WSO2 Stratos is already addressing such needs with products to support not only application development and deployment, but also integration, rules, business process management, governance, complex event processing and identity management, says Haddad.
Some observers question whether open-source frameworks really deliver the benefits they're said to offer -- such as portability among clouds providers. "Eucalyptus replicates some of the Amazon APIs, but if you're using something on Amazon [that] Eucalyptus doesn't support, you're out of luck," says Roby. "Similarly, if you're trying to run Java apps and using the Spring [application development] framework, you've got a fair amount of support." But as soon as a customer begins using features, such as data storage, that can't be accessed via Spring, those features may not run correctly with a different provider. Without the ability to move underlying services as well as the application code, he says, "you don't have any portability."
With open source, users (or a group of users) theoretically could take the source code and tweak it to meet their own needs if a vendor can't or won't. However, few users would want to do that, says Roby. "If you're a big telco, maybe you are interested in being able to change the code... but most organizations wouldn't do that. The last thing they want is to have their own specific variant of the product" that they would have to support, while losing the ability to take advantage of upgrades from others in the community, he says.
Creating a unique open-source "fork" is usually not something you want to do "unless you absolutely have to," agrees Conway, noting that the fork could stagnate without contributions from others.
Much buzz surrounds open source, but proprietary frameworks such as Microsoft Azure or Salesforce.com's Force.com can be better choices "if you have specific needs and that platform already has built-in [elements] to make the job easier," says Shriram Nataraj, senior director in the cloud technology practice at Persistent Systems, a global software development firm. "If you're already a Salesforce customer and want to migrate part of your workload onto a different platform, Force.com can be a very good option for you. If you're already an Office 365 customer and have workloads on [Microsoft's .Net framework]... it makes sense to go towards Microsoft Azure."

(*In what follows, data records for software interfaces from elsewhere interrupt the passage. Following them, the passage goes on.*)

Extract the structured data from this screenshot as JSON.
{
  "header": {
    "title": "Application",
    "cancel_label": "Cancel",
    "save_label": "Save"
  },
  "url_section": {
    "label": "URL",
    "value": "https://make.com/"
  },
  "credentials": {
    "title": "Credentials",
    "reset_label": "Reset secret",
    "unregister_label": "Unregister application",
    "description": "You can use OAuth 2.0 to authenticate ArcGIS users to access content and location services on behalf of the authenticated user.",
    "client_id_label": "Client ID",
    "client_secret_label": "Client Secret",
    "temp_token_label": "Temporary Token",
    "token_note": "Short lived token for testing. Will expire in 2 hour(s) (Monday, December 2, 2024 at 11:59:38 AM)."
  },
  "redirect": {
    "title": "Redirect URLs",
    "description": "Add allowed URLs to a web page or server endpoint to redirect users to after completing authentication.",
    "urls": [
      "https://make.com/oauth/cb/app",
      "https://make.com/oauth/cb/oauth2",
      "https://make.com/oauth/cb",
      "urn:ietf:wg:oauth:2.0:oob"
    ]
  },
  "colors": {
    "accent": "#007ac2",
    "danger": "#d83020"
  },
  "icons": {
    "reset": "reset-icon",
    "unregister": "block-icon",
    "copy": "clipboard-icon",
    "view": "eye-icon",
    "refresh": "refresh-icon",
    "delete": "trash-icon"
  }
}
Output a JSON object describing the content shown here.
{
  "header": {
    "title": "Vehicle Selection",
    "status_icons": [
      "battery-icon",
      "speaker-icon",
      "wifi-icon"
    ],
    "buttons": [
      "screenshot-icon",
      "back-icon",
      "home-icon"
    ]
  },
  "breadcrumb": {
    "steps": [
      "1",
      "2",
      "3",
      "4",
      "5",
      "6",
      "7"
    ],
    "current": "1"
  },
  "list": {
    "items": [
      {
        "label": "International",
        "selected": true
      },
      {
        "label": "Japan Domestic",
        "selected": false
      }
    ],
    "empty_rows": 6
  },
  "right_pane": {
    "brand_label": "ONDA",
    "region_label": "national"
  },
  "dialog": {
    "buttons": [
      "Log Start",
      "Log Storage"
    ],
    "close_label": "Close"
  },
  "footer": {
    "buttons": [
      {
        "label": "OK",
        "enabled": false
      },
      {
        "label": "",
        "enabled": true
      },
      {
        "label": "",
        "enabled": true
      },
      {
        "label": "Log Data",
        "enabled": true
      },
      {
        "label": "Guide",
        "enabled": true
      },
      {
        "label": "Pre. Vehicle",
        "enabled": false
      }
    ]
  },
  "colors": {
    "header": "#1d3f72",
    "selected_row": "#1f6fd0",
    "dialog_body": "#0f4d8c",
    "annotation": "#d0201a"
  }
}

Good fits for open-source frameworks tend to include experimental cloud applications built by developers who are comfortable with newer, open-source tools. Other likely candidates include applications deployed by organizations such as universities or research labs, which have the technical skills to learn and work with these new technologies, and/or the need for specialized capabilities such as massive databases or advanced analytics, says Roby.
Typical apps deployed using open-source frameworks include Web and social applications, as well as mobile or customer-facing websites, says Jerry Chen, vice president of cloud and application services at Cloud Foundry. Such frameworks are also useful when organizations need to deploy applications quickly and scale them up and down as needed.
Legacy applications requiring hardware or software that may not be supported on the Web tend to be less attractive candidates. "While it is very possible to migrate many data center applications from local servers onto [virtual] cloud-based ones, the ROI is not always clear," says Bill Weinberg, senior director of Olliance Group at software and services provider Black Duck Software. "The downside can lie in potential security issues, divergent response to loading, throughput bottlenecks and availability."